Exercise directions:
State how many lines in the entries below include the string "data", and give nothing beyond that number.

Stored entries:
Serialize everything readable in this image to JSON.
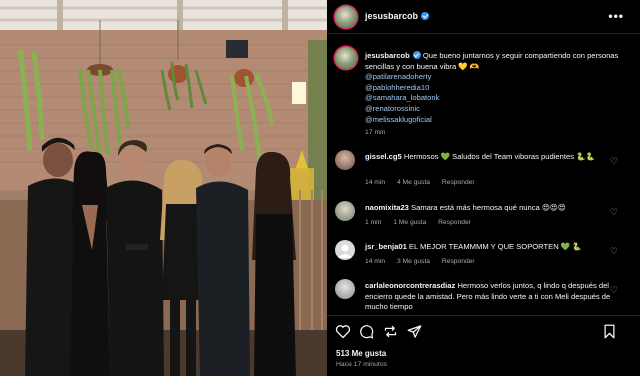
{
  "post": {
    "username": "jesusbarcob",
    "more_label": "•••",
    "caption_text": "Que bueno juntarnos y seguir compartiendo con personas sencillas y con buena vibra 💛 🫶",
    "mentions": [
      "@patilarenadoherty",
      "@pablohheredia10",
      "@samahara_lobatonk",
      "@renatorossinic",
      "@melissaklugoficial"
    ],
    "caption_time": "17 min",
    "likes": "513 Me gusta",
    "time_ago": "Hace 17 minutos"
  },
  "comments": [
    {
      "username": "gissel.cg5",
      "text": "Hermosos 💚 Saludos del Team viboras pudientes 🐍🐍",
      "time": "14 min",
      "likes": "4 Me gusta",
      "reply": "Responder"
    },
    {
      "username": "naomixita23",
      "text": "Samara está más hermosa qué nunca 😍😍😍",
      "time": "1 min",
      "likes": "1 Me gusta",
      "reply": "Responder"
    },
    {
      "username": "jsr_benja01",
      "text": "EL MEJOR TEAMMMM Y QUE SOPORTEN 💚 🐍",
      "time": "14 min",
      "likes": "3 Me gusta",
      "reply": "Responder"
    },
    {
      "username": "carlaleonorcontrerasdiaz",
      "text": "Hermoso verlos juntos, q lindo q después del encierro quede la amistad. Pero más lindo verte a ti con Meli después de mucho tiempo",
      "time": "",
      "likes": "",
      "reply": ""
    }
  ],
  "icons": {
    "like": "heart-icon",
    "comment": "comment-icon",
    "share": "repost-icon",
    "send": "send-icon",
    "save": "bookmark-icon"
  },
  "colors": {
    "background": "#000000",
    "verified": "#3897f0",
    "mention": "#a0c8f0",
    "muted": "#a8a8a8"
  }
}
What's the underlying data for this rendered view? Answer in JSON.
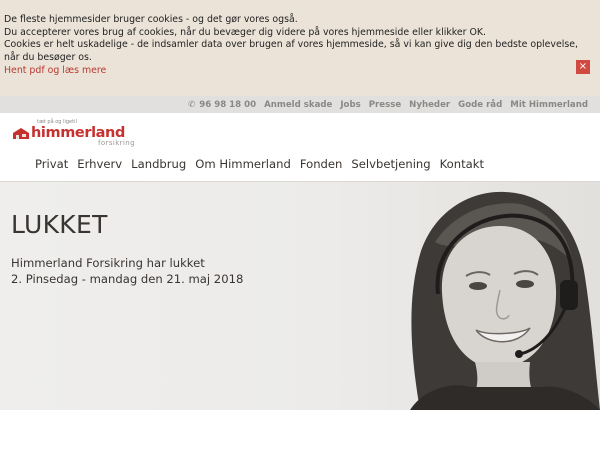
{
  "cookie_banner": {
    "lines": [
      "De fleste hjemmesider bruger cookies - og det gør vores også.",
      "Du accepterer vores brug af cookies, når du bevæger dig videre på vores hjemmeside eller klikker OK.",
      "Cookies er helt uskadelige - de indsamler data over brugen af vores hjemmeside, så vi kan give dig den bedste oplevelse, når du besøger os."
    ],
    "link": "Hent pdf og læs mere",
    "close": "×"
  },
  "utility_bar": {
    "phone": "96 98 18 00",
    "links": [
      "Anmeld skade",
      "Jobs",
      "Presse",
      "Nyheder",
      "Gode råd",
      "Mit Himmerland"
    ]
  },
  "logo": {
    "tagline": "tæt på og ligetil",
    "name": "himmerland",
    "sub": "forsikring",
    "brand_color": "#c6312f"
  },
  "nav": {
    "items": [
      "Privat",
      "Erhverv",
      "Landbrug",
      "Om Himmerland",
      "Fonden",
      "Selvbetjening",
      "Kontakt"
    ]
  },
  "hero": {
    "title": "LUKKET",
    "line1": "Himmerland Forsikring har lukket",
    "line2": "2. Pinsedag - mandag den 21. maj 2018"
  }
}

Exercise solution:
2